Here is a tip for something to consider.
A while ago, a client asks to speak to me about his shop data security. Something was funny, weird stuff was being reported but he could not narrow it down specifically or put a pattern to it. So we discuss many of the software packages and security procedures available to them. Some of these were implemented.
A few days ago he calls me and somehow he feels that it is still happening. The problem with cybersecurity is that you never know whether something is wrong and its impossible to know for sure that everything is okay.
An example of what can happen is that a retail shop emailed customers information on a coming sale in the store. They accidentally instead of sending a copy of the flyer, they sent out their customer list produced from their point of sale software. By the time the courts and lawyers were finished, it costed them $150,000. Plus a lot of goodwill with their customers and time lost in courts. In today's world, that was cheap. No computer software or procedures can stop something like this accident from happening.
If this is of concern to you, one option you may want to consider for your shop is cyber insurance. The cost is fairly high but it might give you some peace of mind.
If you want a guess what it could cost you, as a general rule, a data breach costs the retailer about $140 an account if it goes to court. If you have 2,000 customers on file and your shop is found responsible for the information being released that is average of $288,000 penalties. Now add legal fees, in Australia somewhere between $100,000 to a million and you get an idea why my client was concerned.

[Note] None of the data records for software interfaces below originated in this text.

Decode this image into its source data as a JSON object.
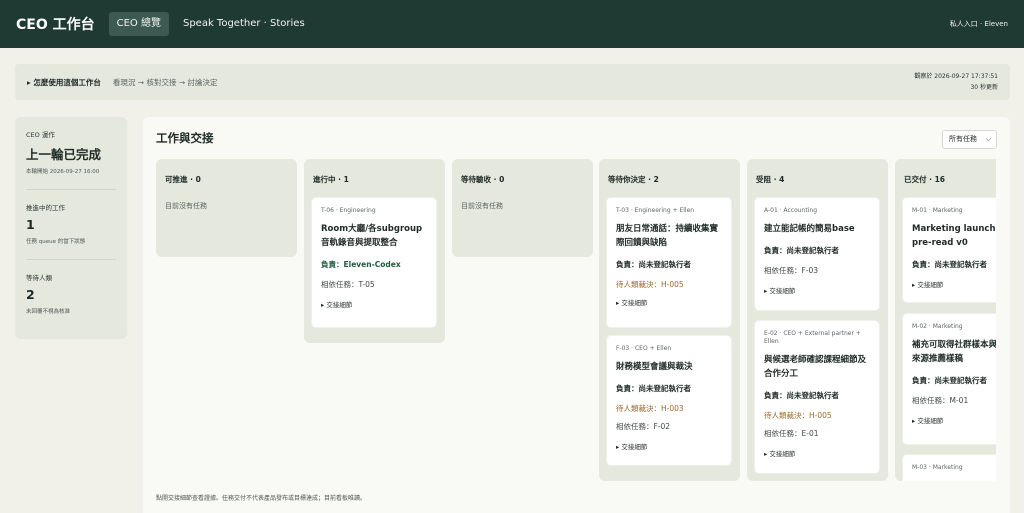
{
  "header": {
    "brand": "CEO 工作台",
    "tabs": [
      {
        "label": "CEO 總覽",
        "active": true
      },
      {
        "label": "Speak Together · Stories",
        "active": false
      }
    ],
    "right_text": "私人入口 · Eleven"
  },
  "help": {
    "toggle_label": "▸ 怎麼使用這個工作台",
    "steps": "看現況 → 核對交接 → 討論決定",
    "observed": "觀察於 2026-09-27 17:37:51",
    "refresh": "30 秒更新"
  },
  "sidebar": {
    "run_label": "CEO 運作",
    "run_status": "上一輪已完成",
    "run_started": "本輪開始 2026-09-27 16:00",
    "active_label": "推進中的工作",
    "active_count": "1",
    "active_sub": "任務 queue 的當下狀態",
    "waiting_label": "等待人類",
    "waiting_count": "2",
    "waiting_sub": "未回覆不視為核准"
  },
  "main": {
    "title": "工作與交接",
    "filter_value": "所有任務",
    "footnote": "點開交接細節查看證據。任務交付不代表產品發布或目標達成；目前看板唯讀。",
    "columns": [
      {
        "header": "可推進 · 0",
        "empty": "目前沒有任務",
        "cards": []
      },
      {
        "header": "進行中 · 1",
        "empty": "",
        "cards": [
          {
            "tag": "T-06 · Engineering",
            "title": "Room大廳/各subgroup音軌錄音與提取整合",
            "owner": "負責：Eleven-Codex",
            "pending": "",
            "dep": "相依任務：T-05",
            "details": "▸ 交接細節"
          }
        ]
      },
      {
        "header": "等待驗收 · 0",
        "empty": "目前沒有任務",
        "cards": []
      },
      {
        "header": "等待你決定 · 2",
        "empty": "",
        "cards": [
          {
            "tag": "T-03 · Engineering + Ellen",
            "title": "朋友日常通話：持續收集實際回饋與缺陷",
            "owner": "負責：尚未登記執行者",
            "pending": "待人類裁決：H-005",
            "dep": "",
            "details": "▸ 交接細節"
          },
          {
            "tag": "F-03 · CEO + Ellen",
            "title": "財務模型會議與裁決",
            "owner": "負責：尚未登記執行者",
            "pending": "待人類裁決：H-003",
            "dep": "相依任務：F-02",
            "details": "▸ 交接細節"
          }
        ]
      },
      {
        "header": "受阻 · 4",
        "empty": "",
        "cards": [
          {
            "tag": "A-01 · Accounting",
            "title": "建立能記帳的簡易base",
            "owner": "負責：尚未登記執行者",
            "pending": "",
            "dep": "相依任務：F-03",
            "details": "▸ 交接細節"
          },
          {
            "tag": "E-02 · CEO + External partner + Ellen",
            "title": "與候選老師確認課程細節及合作分工",
            "owner": "負責：尚未登記執行者",
            "pending": "待人類裁決：H-005",
            "dep": "相依任務：E-01",
            "details": "▸ 交接細節"
          }
        ]
      },
      {
        "header": "已交付 · 16",
        "empty": "",
        "cards": [
          {
            "tag": "M-01 · Marketing",
            "title": "Marketing launch pre-read v0",
            "owner": "負責：尚未登記執行者",
            "pending": "",
            "dep": "",
            "details": "▸ 交接細節"
          },
          {
            "tag": "M-02 · Marketing",
            "title": "補充可取得社群樣本與身份來源推薦樣稿",
            "owner": "負責：尚未登記執行者",
            "pending": "",
            "dep": "相依任務：M-01",
            "details": "▸ 交接細節"
          },
          {
            "tag": "M-03 · Marketing",
            "title": "",
            "owner": "",
            "pending": "",
            "dep": "",
            "details": ""
          }
        ]
      }
    ]
  }
}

You also get an idea of why we are concerned about the data flow between newsagents and some publication distributors.